variations on this pattern.

 

chord-A chord-D7 chord-E7

 

A

A

A

A

D7

D7

A

A

E7

D7

A

E7

Play each chord 4 times.

Once you get to the end of the pattern, you can go straight back to the
beginning or finish up with one strum of the root chord (in this case A).

I’m your’s

Strumming pattern (D=down U=Up)

(d) (u) d – (d) (u) d –

With the strums in brackets being muted strums.
But that’s a little sparse if you are playing the uke by itself. So you could go with.

d u (d) u d u (d) u

Emphasizing the second and fourth beats.
D – XU – UDU

Stand by Me

The pattern is exactly the same throughout the song, 2 bars of C, 2 bars of Am, 1 bar of F, 1 bar of G7 and back to 2 bars of C.

Stand by Me has a really distinct rhythm and to make the song recognisable you’re really going to need to emulate that as closely as you can. If you’re new to Ukulele then I’d suggest this strumming pattern repeated throughout…

Strumming pattern (D=down U=Up)

D – DU – UDU

The as you get more comfortable thing about replacing the second down strum with a chuck/chunk/muted strum so the pattern becomes…

D – XU – UDU
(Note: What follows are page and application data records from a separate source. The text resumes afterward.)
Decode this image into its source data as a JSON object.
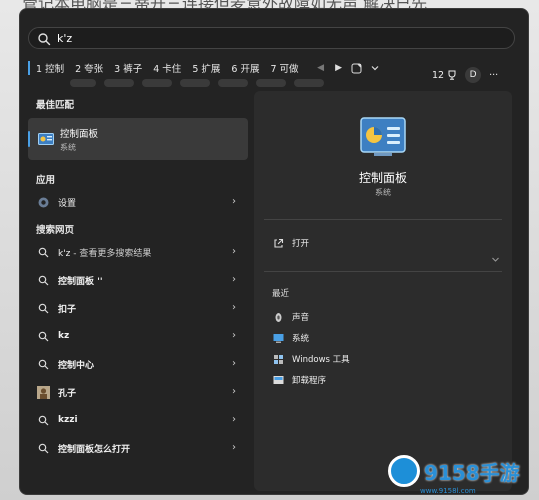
{
  "background": {
    "article_text": "管记本电脑是三蒂开三连接但麦意外故障如无声 解决已先"
  },
  "search": {
    "value": "k'z"
  },
  "ime": {
    "candidates": [
      "1 控制",
      "2 夸张",
      "3 裤子",
      "4 卡住",
      "5 扩展",
      "6 开展",
      "7 可做"
    ]
  },
  "header": {
    "points": "12",
    "avatar_letter": "D",
    "more": "···"
  },
  "left": {
    "best_match_title": "最佳匹配",
    "best_match": {
      "name": "控制面板",
      "type": "系统"
    },
    "apps_title": "应用",
    "apps": [
      {
        "label": "设置",
        "icon": "gear-icon"
      }
    ],
    "web_title": "搜索网页",
    "web": [
      {
        "label": "k'z",
        "sub": " - 查看更多搜索结果",
        "icon": "search-icon"
      },
      {
        "label": "控制面板 ''",
        "sub": "",
        "icon": "search-icon"
      },
      {
        "label": "扣子",
        "sub": "",
        "icon": "search-icon"
      },
      {
        "label": "kz",
        "sub": "",
        "icon": "search-icon"
      },
      {
        "label": "控制中心",
        "sub": "",
        "icon": "search-icon"
      },
      {
        "label": "孔子",
        "sub": "",
        "icon": "thumbnail-icon"
      },
      {
        "label": "kzzi",
        "sub": "",
        "icon": "search-icon"
      },
      {
        "label": "控制面板怎么打开",
        "sub": "",
        "icon": "search-icon"
      }
    ]
  },
  "right": {
    "title": "控制面板",
    "subtitle": "系统",
    "open_label": "打开",
    "recent_title": "最近",
    "recent": [
      {
        "label": "声音",
        "icon": "speaker-icon"
      },
      {
        "label": "系统",
        "icon": "monitor-icon"
      },
      {
        "label": "Windows 工具",
        "icon": "tools-icon"
      },
      {
        "label": "卸载程序",
        "icon": "uninstall-icon"
      }
    ]
  },
  "watermark": {
    "brand": "9158手游",
    "url": "www.9158l.com"
  },
  "colors": {
    "panel": "#232323",
    "detail": "#2c2c2c",
    "accent": "#4aa0e6",
    "selected": "#3a3a3a"
  }
}
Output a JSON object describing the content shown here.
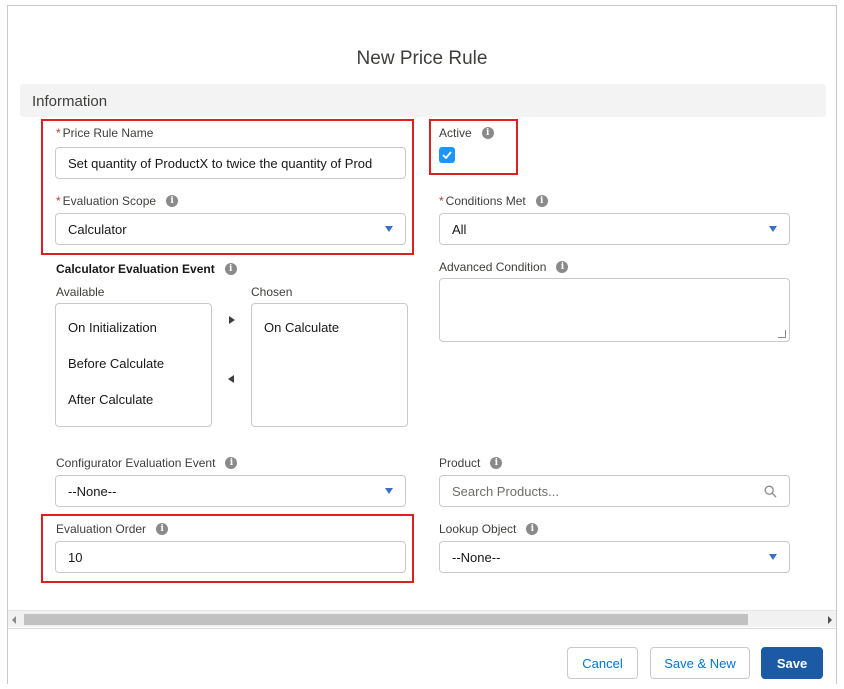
{
  "modal": {
    "title": "New Price Rule"
  },
  "section": {
    "title": "Information"
  },
  "fields": {
    "price_rule_name": {
      "label": "Price Rule Name",
      "required_mark": "*",
      "value": "Set quantity of ProductX to twice the quantity of Prod"
    },
    "active": {
      "label": "Active",
      "checked": true
    },
    "evaluation_scope": {
      "label": "Evaluation Scope",
      "required_mark": "*",
      "value": "Calculator"
    },
    "conditions_met": {
      "label": "Conditions Met",
      "required_mark": "*",
      "value": "All"
    },
    "calculator_event": {
      "label": "Calculator Evaluation Event",
      "available_label": "Available",
      "chosen_label": "Chosen",
      "available": [
        "On Initialization",
        "Before Calculate",
        "After Calculate"
      ],
      "chosen": [
        "On Calculate"
      ]
    },
    "advanced_condition": {
      "label": "Advanced Condition",
      "value": ""
    },
    "configurator_event": {
      "label": "Configurator Evaluation Event",
      "value": "--None--"
    },
    "product": {
      "label": "Product",
      "placeholder": "Search Products..."
    },
    "evaluation_order": {
      "label": "Evaluation Order",
      "value": "10"
    },
    "lookup_object": {
      "label": "Lookup Object",
      "value": "--None--"
    }
  },
  "footer": {
    "cancel_label": "Cancel",
    "save_new_label": "Save & New",
    "save_label": "Save"
  },
  "icons": {
    "info": "info-icon",
    "dropdown": "chevron-down-icon",
    "search": "search-icon",
    "check": "check-icon",
    "move_right": "arrow-right-icon",
    "move_left": "arrow-left-icon"
  },
  "colors": {
    "brand": "#1c5aa6",
    "link": "#0176d3",
    "checkbox": "#1b96ff",
    "required": "#c23934",
    "highlight": "#e02020"
  }
}
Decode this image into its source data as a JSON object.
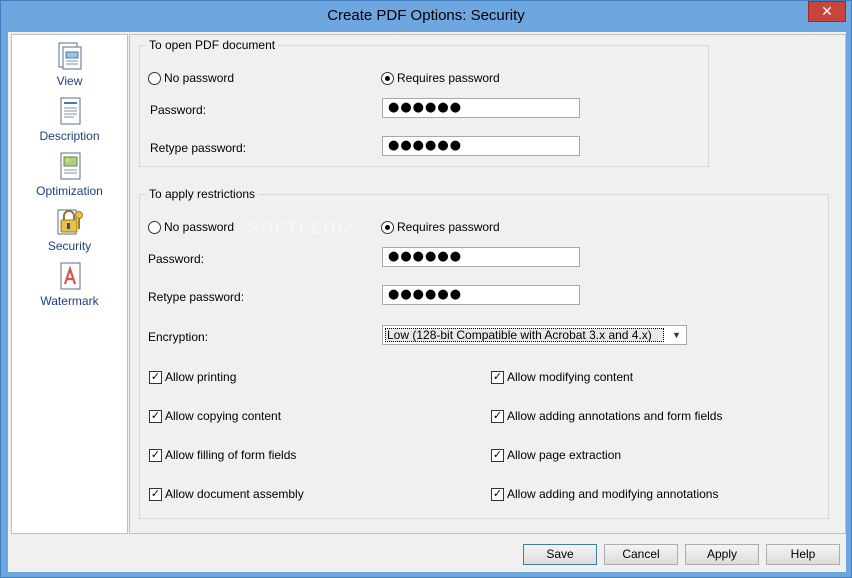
{
  "window": {
    "title": "Create PDF Options: Security",
    "close_glyph": "✕"
  },
  "sidebar": {
    "items": [
      {
        "label": "View",
        "icon": "view-icon"
      },
      {
        "label": "Description",
        "icon": "description-icon"
      },
      {
        "label": "Optimization",
        "icon": "optimization-icon"
      },
      {
        "label": "Security",
        "icon": "security-icon",
        "selected": true
      },
      {
        "label": "Watermark",
        "icon": "watermark-icon"
      }
    ]
  },
  "open_group": {
    "title": "To open PDF document",
    "no_password_label": "No password",
    "requires_password_label": "Requires password",
    "selected": "requires_password",
    "password_label": "Password:",
    "password_value": "●●●●●●",
    "retype_label": "Retype password:",
    "retype_value": "●●●●●●"
  },
  "restrict_group": {
    "title": "To apply restrictions",
    "no_password_label": "No password",
    "requires_password_label": "Requires password",
    "selected": "requires_password",
    "password_label": "Password:",
    "password_value": "●●●●●●",
    "retype_label": "Retype password:",
    "retype_value": "●●●●●●",
    "encryption_label": "Encryption:",
    "encryption_value": "Low (128-bit Compatible with Acrobat 3.x and 4.x)",
    "permissions": [
      {
        "label": "Allow printing",
        "checked": true
      },
      {
        "label": "Allow modifying content",
        "checked": true
      },
      {
        "label": "Allow copying content",
        "checked": true
      },
      {
        "label": "Allow adding annotations and form fields",
        "checked": true
      },
      {
        "label": "Allow filling of form fields",
        "checked": true
      },
      {
        "label": "Allow page extraction",
        "checked": true
      },
      {
        "label": "Allow document assembly",
        "checked": true
      },
      {
        "label": "Allow adding and modifying annotations",
        "checked": true
      }
    ]
  },
  "buttons": {
    "save": "Save",
    "cancel": "Cancel",
    "apply": "Apply",
    "help": "Help"
  },
  "watermark_text": "SOFTPEDIA",
  "colors": {
    "titlebar": "#6ea6e0",
    "close": "#c7453a",
    "sidebar_text": "#1d3f7d"
  }
}
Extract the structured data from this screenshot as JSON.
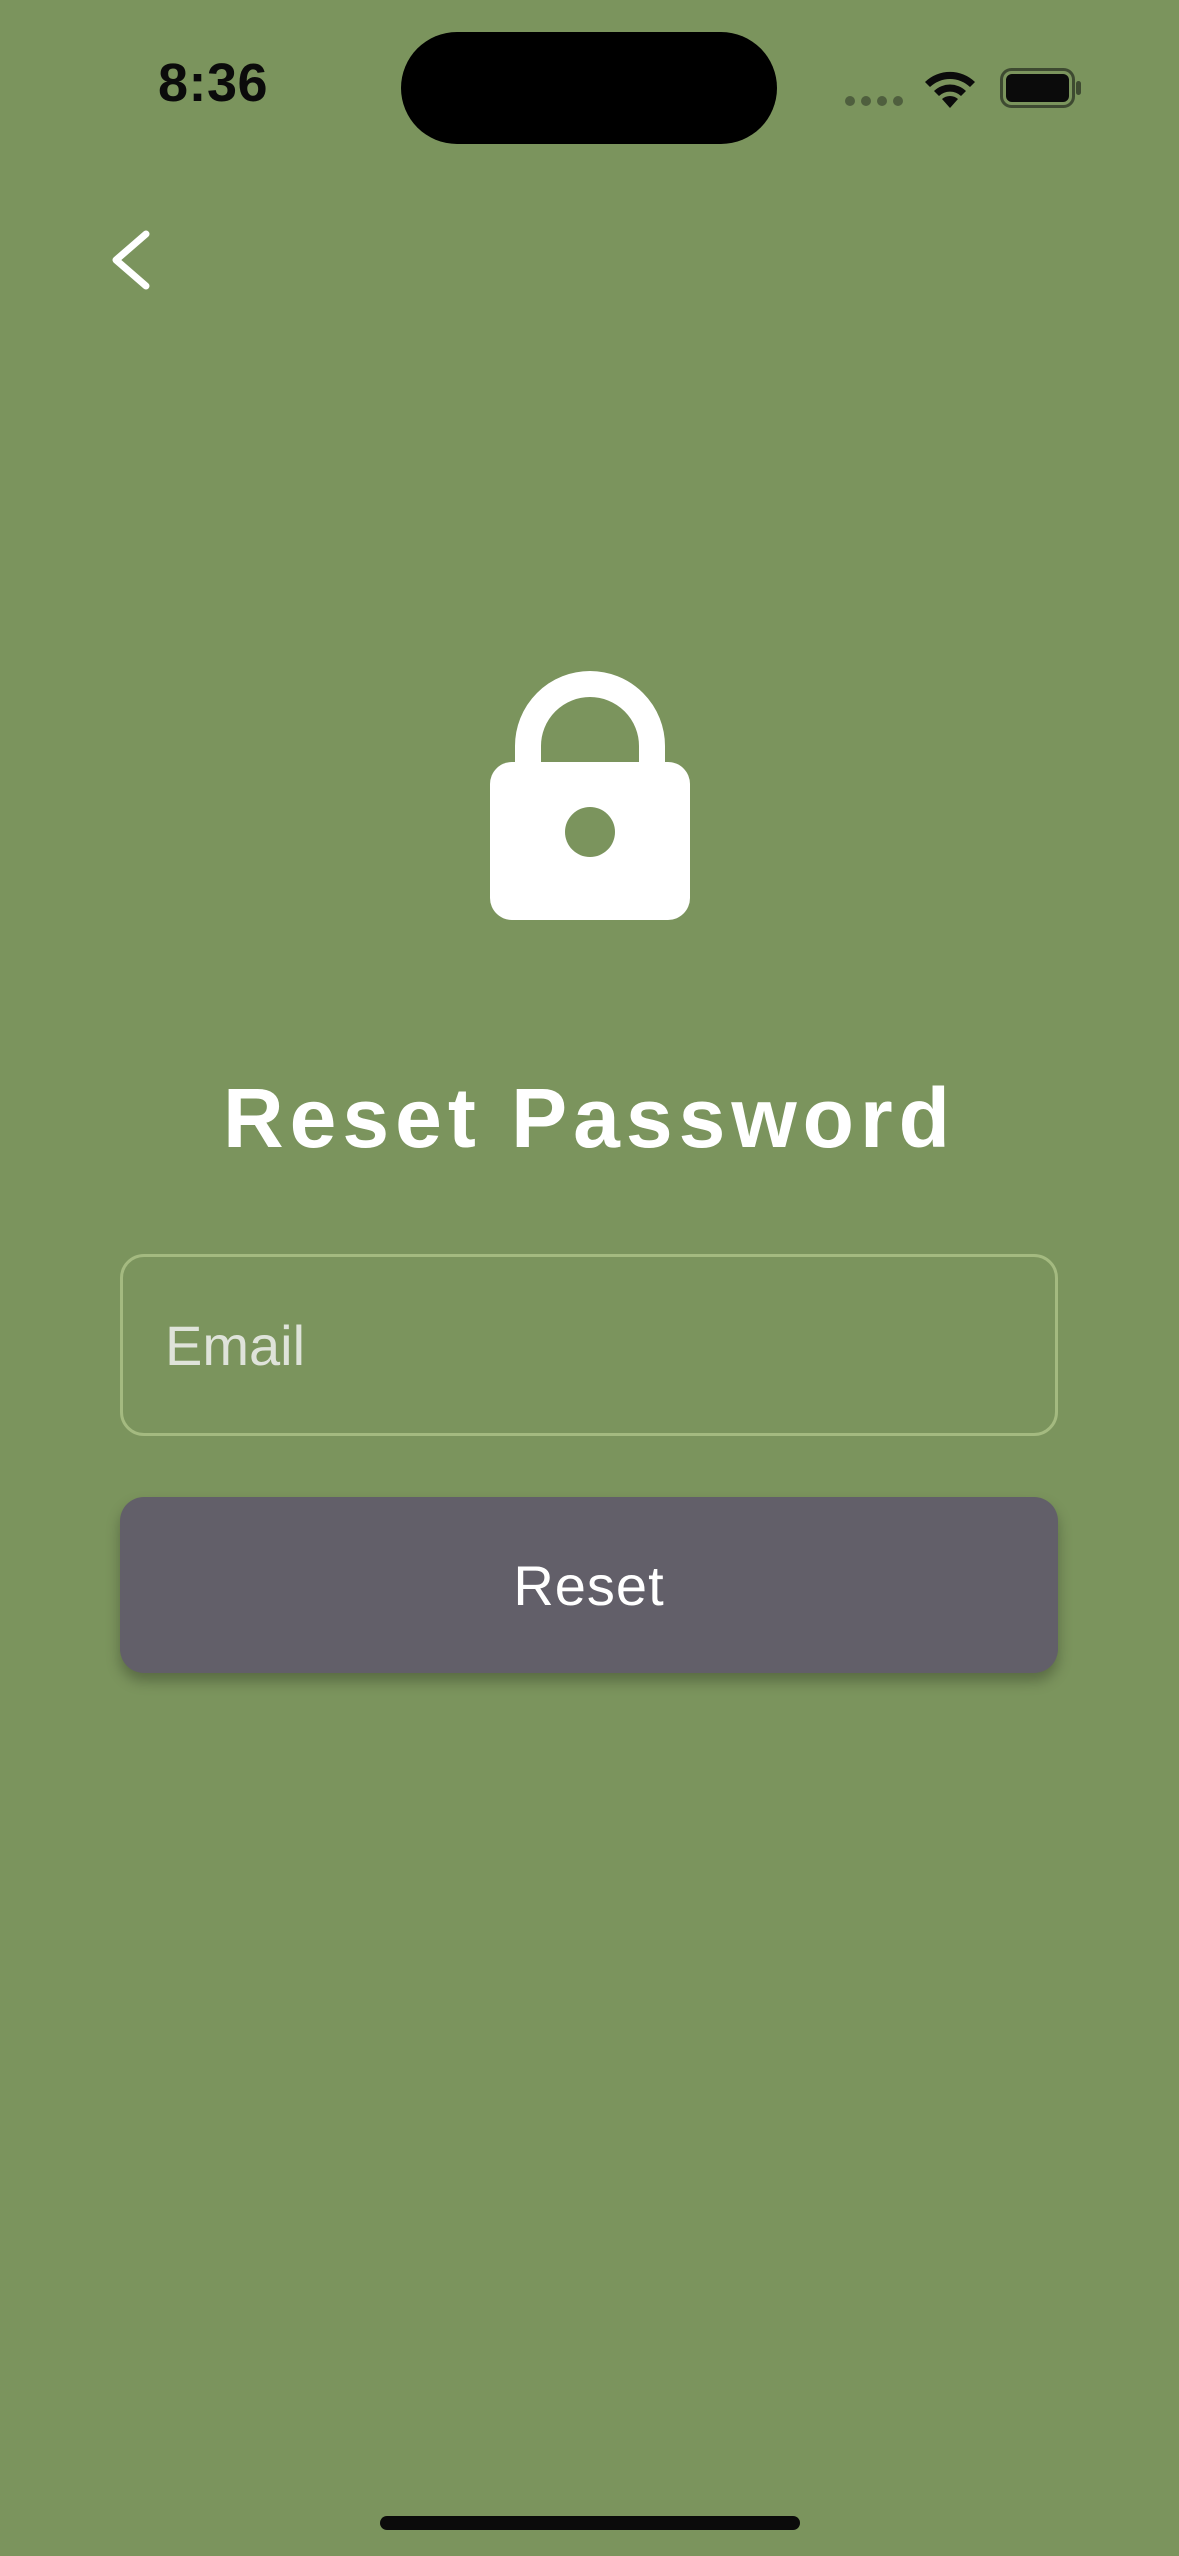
{
  "status_bar": {
    "time": "8:36"
  },
  "navigation": {
    "back_icon": "chevron-left-icon"
  },
  "header": {
    "icon": "lock-icon",
    "title": "Reset Password"
  },
  "form": {
    "email_placeholder": "Email",
    "email_value": "",
    "submit_label": "Reset"
  },
  "colors": {
    "background": "#7b945d",
    "button": "#625f69",
    "field_border": "#a4ba80",
    "text": "#ffffff"
  }
}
Finally, if you really want to push it a little bit more, you can push it by hitting the body of your guitar for a more percussive sound.